“Made for box-office success and to give the undemanding viewers all the familiar thrills they never seem to tire of.”
Reviewed by Dennis Schwartz
The Moscow-born, London-raised Ilya Naishuller (“Hardcore Henry”) directs this high-octane formula thriller. It’s a film closely resembling one of those John Wick fiery ones (it borrows much from those films). And why not since it’s written by Derek Kolstad, who wrote Keanu Reeves’s “John Wick” trilogy.
The fiftysomething, mild-mannered, regular guy Hutch Mansell (Bob Odenkirk, former SNL writer and cult comedy star of “Mr. Show”), is the film’s so-called secretive Nobody. He’s living a quiet suburban life as a family man, married to the sweet Becca (Connie Nielsen), and his nuclear family consists of a teenage son Blake (Gage Munroe) and a younger daughter, Abby (Paisley Cadorath).
Hutch commutes by city bus to his accountant job at a machine shop run by his father-in-law Eddie (Michael Ironside).

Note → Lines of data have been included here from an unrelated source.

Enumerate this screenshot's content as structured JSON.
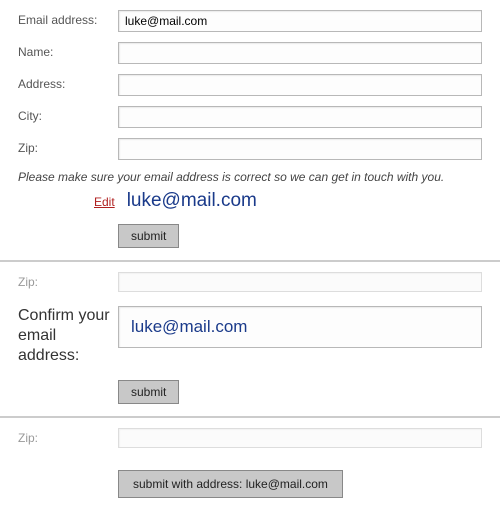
{
  "form1": {
    "fields": {
      "email": {
        "label": "Email address:",
        "value": "luke@mail.com"
      },
      "name": {
        "label": "Name:",
        "value": ""
      },
      "address": {
        "label": "Address:",
        "value": ""
      },
      "city": {
        "label": "City:",
        "value": ""
      },
      "zip": {
        "label": "Zip:",
        "value": ""
      }
    },
    "hint": "Please make sure your email address is correct so we can get in touch with you.",
    "edit_label": "Edit",
    "echo_email": "luke@mail.com",
    "submit_label": "submit"
  },
  "form2": {
    "zip": {
      "label": "Zip:",
      "value": ""
    },
    "confirm_label": "Confirm your email address:",
    "confirm_value": "luke@mail.com",
    "submit_label": "submit"
  },
  "form3": {
    "zip": {
      "label": "Zip:",
      "value": ""
    },
    "submit_label": "submit with address: luke@mail.com"
  }
}
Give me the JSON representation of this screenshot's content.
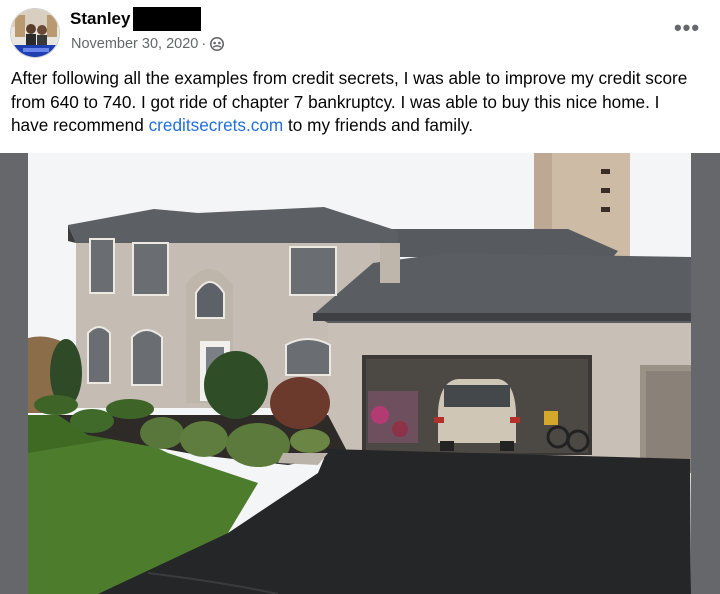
{
  "post": {
    "author_name": "Stanley",
    "date": "November 30, 2020",
    "separator": "·",
    "audience_icon": "friends-icon",
    "more_icon": "ellipsis-icon",
    "more_label": "•••",
    "text_part1": "After following all the examples from credit secrets,  I  was able to improve my credit score from 640 to 740. I got ride of  chapter 7 bankruptcy. I was able to buy this nice home. I have recommend ",
    "link_text": "creditsecrets.com",
    "text_part2": " to my friends and family."
  },
  "colors": {
    "text": "#050505",
    "meta": "#65676b",
    "link": "#216fdb",
    "photo_backdrop": "#65676b"
  }
}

One night a team of two masked burglars (Humberly González and Edsson Morales), one with a gun, break into the house. Hutch gives them cash and his watch, until Blake suddenly appears and jumps the armed man but Hutch declines to knock-out the woman with his golf club. His son thinks dad’s a coward for letting them get away. Word of his yellow streak spreads to his workplace, where his crude ex-army macho brother-in-law Charlie (Billy MacLellan), looks at him in a queasy way questioning his manhood.
We get an inkling that Hutch had a dark past, as he contacts his nursing home-bound dad (Christopher Lloyd) and the black musician Harry Mansell (RZA), a player in his old life, where he tells us “I used to be an auditor for some agency, the LAST guy you want to see.”

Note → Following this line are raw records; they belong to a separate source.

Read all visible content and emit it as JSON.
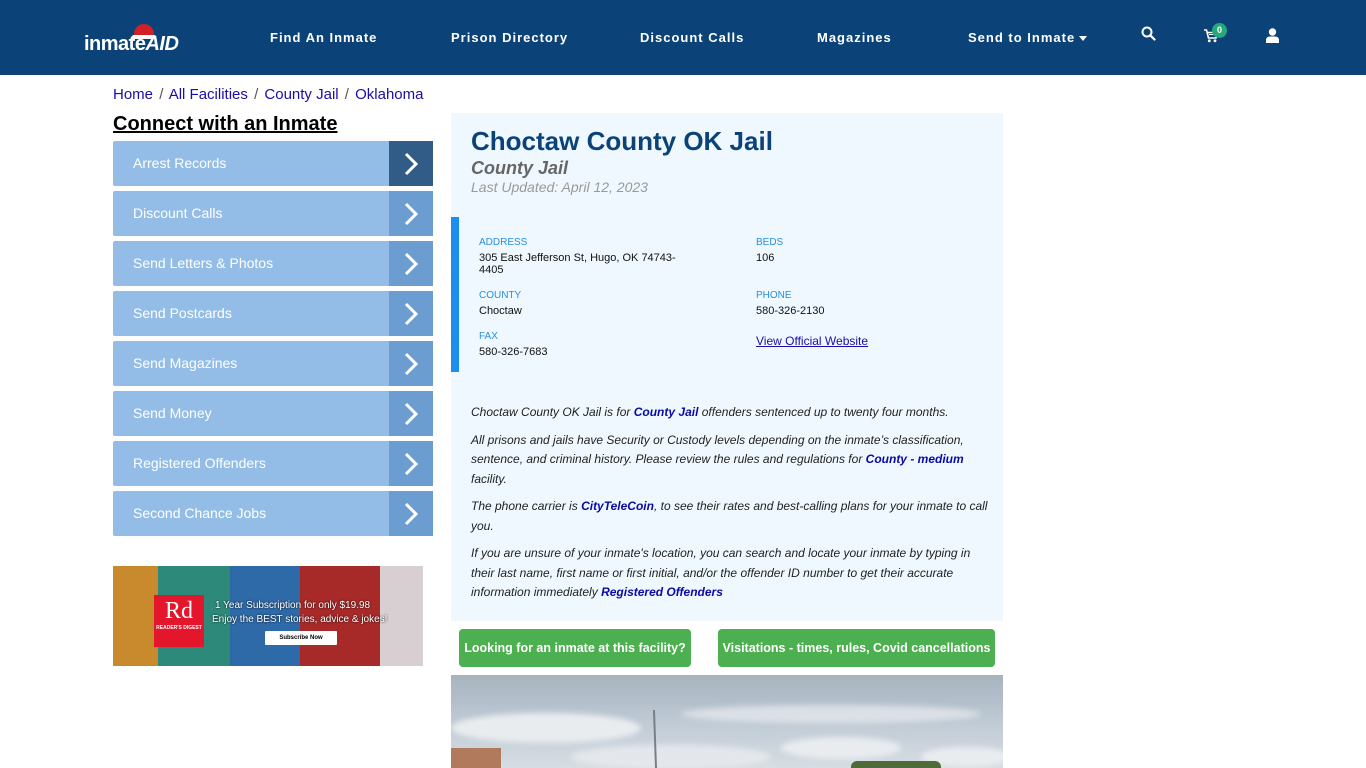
{
  "header": {
    "logo": {
      "part1": "inmate",
      "part2": "AID"
    },
    "nav": [
      {
        "label": "Find An Inmate"
      },
      {
        "label": "Prison Directory"
      },
      {
        "label": "Discount Calls"
      },
      {
        "label": "Magazines"
      },
      {
        "label": "Send to Inmate",
        "has_dropdown": true
      }
    ],
    "icons": {
      "search": "search-icon",
      "cart": "cart-icon",
      "user": "user-icon"
    },
    "cart_count": "0"
  },
  "breadcrumb": [
    {
      "label": "Home"
    },
    {
      "label": "All Facilities"
    },
    {
      "label": "County Jail"
    },
    {
      "label": "Oklahoma"
    }
  ],
  "breadcrumb_separator": "/",
  "sidebar": {
    "title": "Connect with an Inmate",
    "items": [
      {
        "label": "Arrest Records"
      },
      {
        "label": "Discount Calls"
      },
      {
        "label": "Send Letters & Photos"
      },
      {
        "label": "Send Postcards"
      },
      {
        "label": "Send Magazines"
      },
      {
        "label": "Send Money"
      },
      {
        "label": "Registered Offenders"
      },
      {
        "label": "Second Chance Jobs"
      }
    ]
  },
  "ad": {
    "brand_logo": "Rd",
    "brand_name": "READER'S DIGEST",
    "line1": "1 Year Subscription for only $19.98",
    "line2": "Enjoy the BEST stories, advice & jokes!",
    "cta": "Subscribe Now"
  },
  "facility": {
    "name": "Choctaw County OK Jail",
    "type": "County Jail",
    "last_updated": "Last Updated: April 12, 2023",
    "address_label": "ADDRESS",
    "address": "305 East Jefferson St, Hugo, OK 74743-4405",
    "beds_label": "BEDS",
    "beds": "106",
    "county_label": "COUNTY",
    "county": "Choctaw",
    "phone_label": "PHONE",
    "phone": "580-326-2130",
    "fax_label": "FAX",
    "fax": "580-326-7683",
    "website_link": "View Official Website"
  },
  "description": {
    "p1_a": "Choctaw County OK Jail is for ",
    "p1_link": "County Jail",
    "p1_b": " offenders sentenced up to twenty four months.",
    "p2_a": "All prisons and jails have Security or Custody levels depending on the inmate’s classification, sentence, and criminal history. Please review the rules and regulations for ",
    "p2_link": "County - medium",
    "p2_b": " facility.",
    "p3_a": "The phone carrier is ",
    "p3_link": "CityTeleCoin",
    "p3_b": ", to see their rates and best-calling plans for your inmate to call you.",
    "p4_a": "If you are unsure of your inmate's location, you can search and locate your inmate by typing in their last name, first name or first initial, and/or the offender ID number to get their accurate information immediately ",
    "p4_link": "Registered Offenders"
  },
  "actions": {
    "find_inmate": "Looking for an inmate at this facility?",
    "visitation": "Visitations - times, rules, Covid cancellations"
  },
  "colors": {
    "navbar": "#0b4378",
    "sidebar_item": "#93bde6",
    "sidebar_arrow": "#6b9dd0",
    "sidebar_arrow_active": "#315c88",
    "panel_bg": "#eef8fe",
    "accent_border": "#1a8ff0",
    "green_button": "#4caf50",
    "cart_badge": "#24a97a"
  }
}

Because his daughter’s favorite bracelet was robbed and she’s upset, Hutch decides to go after the burglars to teach them a lesson while retrieving the stolen goods. From a tattoo he spotted on the thief, he tracks them down and retrieves his stuff. But pities them when he sees they have a child. They pay back his kindness by getting some thugs, led by Teddy Kuznetsov (Aleksandr Pal), to attack him on the bus he commutes on. When he gives them an ass-kicking, Teddy runs to his Russian gang lord brother, Yulian Kuznetsov (Alexey Serebryakov), who sends over all his boys to pay back Hutch.

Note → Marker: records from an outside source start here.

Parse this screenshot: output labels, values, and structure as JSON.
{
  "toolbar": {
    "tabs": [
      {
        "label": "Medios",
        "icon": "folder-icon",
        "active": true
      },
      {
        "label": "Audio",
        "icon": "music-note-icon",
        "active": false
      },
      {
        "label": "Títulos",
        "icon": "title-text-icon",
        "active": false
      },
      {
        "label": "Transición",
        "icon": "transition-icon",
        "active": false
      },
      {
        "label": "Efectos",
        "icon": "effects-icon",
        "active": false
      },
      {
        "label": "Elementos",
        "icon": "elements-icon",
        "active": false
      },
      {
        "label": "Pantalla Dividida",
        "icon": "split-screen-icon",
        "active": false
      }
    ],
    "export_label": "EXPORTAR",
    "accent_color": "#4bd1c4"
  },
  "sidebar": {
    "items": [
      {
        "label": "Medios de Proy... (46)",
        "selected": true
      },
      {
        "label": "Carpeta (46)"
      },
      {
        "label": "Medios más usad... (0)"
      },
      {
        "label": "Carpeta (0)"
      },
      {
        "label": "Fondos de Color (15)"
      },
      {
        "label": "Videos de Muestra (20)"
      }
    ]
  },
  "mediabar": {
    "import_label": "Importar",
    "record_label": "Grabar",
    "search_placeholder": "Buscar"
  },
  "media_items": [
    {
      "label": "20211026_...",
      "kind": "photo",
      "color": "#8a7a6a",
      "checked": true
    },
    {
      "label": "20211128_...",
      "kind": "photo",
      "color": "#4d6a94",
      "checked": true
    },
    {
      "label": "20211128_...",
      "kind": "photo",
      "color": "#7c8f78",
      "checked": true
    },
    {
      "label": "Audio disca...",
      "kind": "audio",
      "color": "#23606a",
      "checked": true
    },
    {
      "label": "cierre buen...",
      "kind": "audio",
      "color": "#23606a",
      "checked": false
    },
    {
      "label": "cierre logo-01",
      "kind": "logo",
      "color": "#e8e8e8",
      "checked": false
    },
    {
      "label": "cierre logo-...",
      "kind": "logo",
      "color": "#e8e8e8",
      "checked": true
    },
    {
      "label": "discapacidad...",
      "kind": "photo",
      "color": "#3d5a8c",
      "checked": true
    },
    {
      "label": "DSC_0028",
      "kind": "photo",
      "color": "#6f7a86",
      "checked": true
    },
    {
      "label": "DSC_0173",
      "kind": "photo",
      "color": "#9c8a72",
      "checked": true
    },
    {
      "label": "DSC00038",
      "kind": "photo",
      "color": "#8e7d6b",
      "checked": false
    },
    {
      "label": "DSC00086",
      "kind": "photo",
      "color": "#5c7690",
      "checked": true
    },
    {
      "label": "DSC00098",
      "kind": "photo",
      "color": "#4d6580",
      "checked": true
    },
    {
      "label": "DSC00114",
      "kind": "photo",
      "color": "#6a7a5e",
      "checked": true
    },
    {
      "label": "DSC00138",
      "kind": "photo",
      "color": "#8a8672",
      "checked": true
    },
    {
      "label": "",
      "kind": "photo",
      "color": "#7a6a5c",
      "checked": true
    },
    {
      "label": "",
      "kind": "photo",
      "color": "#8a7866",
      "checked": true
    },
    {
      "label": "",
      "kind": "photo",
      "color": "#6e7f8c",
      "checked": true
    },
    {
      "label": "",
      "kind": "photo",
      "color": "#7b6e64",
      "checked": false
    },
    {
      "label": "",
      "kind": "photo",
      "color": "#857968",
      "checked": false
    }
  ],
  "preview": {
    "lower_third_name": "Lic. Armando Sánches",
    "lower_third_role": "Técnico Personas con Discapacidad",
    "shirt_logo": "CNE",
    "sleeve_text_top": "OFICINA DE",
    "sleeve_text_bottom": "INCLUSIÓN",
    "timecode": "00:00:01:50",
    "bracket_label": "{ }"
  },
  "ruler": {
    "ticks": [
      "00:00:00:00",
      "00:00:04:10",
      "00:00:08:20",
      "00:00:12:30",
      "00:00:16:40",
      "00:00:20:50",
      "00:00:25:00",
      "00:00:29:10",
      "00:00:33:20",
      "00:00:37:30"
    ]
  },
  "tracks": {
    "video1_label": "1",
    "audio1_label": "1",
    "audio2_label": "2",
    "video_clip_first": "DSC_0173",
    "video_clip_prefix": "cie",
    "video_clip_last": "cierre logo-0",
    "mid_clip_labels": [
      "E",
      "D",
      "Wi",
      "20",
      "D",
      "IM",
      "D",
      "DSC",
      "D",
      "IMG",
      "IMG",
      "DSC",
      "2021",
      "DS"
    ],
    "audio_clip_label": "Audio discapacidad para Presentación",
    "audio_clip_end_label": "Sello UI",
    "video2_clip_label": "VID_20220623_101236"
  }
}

No longer timid, Hutch confronts the bad Russians with some great fight moves and makes with a funny: “I hope these assholes like hospital food.”
It’s that kind of crowd-pleasing shallow film, made for box-office success and to give its undemanding viewers all the familiar thrills they never seem to tire of. The arch villain played by Aleksey Serebryakov is moderately effective, as is everything here if you don’t try to compare it to a better Scorsese thriller but keep it in check with the recent batch of pleasing Liam Neeson superficial commercial ones.
REVIEWED ON 4/1/2021 GRADE: B-